The Energy Department has supplied documents to the state and is now analyzing the waste. There are concerns over the potential threat to human health and the environment.
Officials say dozens of housing units were scheduled to be built.
Watchdog group Nuclear Watch New Mexico has expressed concern about waste being discovered at a construction site that state and federal agencies had deemed clean.
Ex-Eunice Officials Sue Mayor, City Manager For Defamation - Hobbs News-Sun, Associated Press
The previous administration of a southeastern New Mexico city is suing the current administration for libel and slander.
The Hobbs News-Sun reports former Eunice mayor J. Matt White and former city manager Martin Moore last week filed the lawsuit in state district court against Mayor Billy Hobbs, City Manager Jordan Yutzy and others.
Court documents say the officials communicated falsehoods maliciously to defame White and Moore.
Hobbs and Yutzy did not immediately return phone messages.
Last year, Yutzy told the News-Sun the city would be seeking reimbursement of more than $34,000 for repair of the house that had been damaged in a sewer back-up situation while it had been unoccupied around June 2015.
Storm System To Cross New Mexico On Wednesday, Thursday – Associated Press
The National Weather Service says a storm system producing widespread rain, mountain snow and strong wind will move eastward across New Mexico on Wednesday and Thursday.
The weather service says impacts on travel are possible over high terrain and strong winds are likely Thursday with gusts of 55 mph possible.
Forecasters say a few thunderstorms are likely and that snow levels will be at 8,000 feet but fall to near 5,000 feet by Thursday morning.
Man Fatally Shot By New Mexico Police Officer Identified – Associated Press
New Mexico authorities have identified a man fatally shot by a State Police officer during an encounter after the man allegedly fired at a Luna County sheriff's deputy in Deming last month.
State Police Officer Daniel Soliz shot 36-year-old Rodrigo Aguirre after Aguirre disregarded commands by the officer to put down a shotgun during the Feb. 22 incident, the State Police said Tuesday in a statement.
According to the State Police, Aguirre previously had led Deming police on a pursuit and later fired the shotgun at a sheriff's deputy who was not injured.
The agency said the fatal shooting occurred after earlier gunfire when Aguirre's minivan got stuck and he got out and fired several times at the deputy.
Teen Pleaded No Contest For Impersonating New Mexico Deputy – KRQE-TV, Associated Press
A New Mexico teen has pleaded no contest after being arrested for impersonating a sheriff's deputy.
KRQE-TV reports Brenden Wysynski was sentenced to a year of probation following his arrest last year. Authorities say Wysynski pulled over a car in Albuquerque. An officer was driving by and noticed the situation didn't appear right.
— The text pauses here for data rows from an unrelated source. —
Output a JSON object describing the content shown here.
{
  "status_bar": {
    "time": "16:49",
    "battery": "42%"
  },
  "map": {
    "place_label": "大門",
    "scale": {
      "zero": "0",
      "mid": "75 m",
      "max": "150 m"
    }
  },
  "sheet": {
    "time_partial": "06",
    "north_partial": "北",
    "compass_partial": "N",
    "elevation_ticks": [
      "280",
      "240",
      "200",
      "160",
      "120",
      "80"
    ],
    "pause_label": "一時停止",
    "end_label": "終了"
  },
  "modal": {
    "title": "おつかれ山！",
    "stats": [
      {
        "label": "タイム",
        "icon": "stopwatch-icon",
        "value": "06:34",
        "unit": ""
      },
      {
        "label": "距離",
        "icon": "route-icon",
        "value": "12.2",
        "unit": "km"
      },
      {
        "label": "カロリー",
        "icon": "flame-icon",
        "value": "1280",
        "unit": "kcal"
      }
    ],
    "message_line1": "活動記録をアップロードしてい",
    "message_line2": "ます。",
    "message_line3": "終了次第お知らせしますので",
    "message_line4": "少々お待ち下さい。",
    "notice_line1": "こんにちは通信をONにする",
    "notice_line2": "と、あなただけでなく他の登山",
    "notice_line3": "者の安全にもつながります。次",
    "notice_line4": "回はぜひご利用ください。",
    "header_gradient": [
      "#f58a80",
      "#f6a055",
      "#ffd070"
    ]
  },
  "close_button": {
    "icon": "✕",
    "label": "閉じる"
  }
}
The officer found Wysynski was driving what looked like a police car and he also had a badge on his belt. He told police he was a Bernalillo County deputy. Wysynski was arrested after the officer checked and found he was not with the Bernalillo County Sheriff's Office.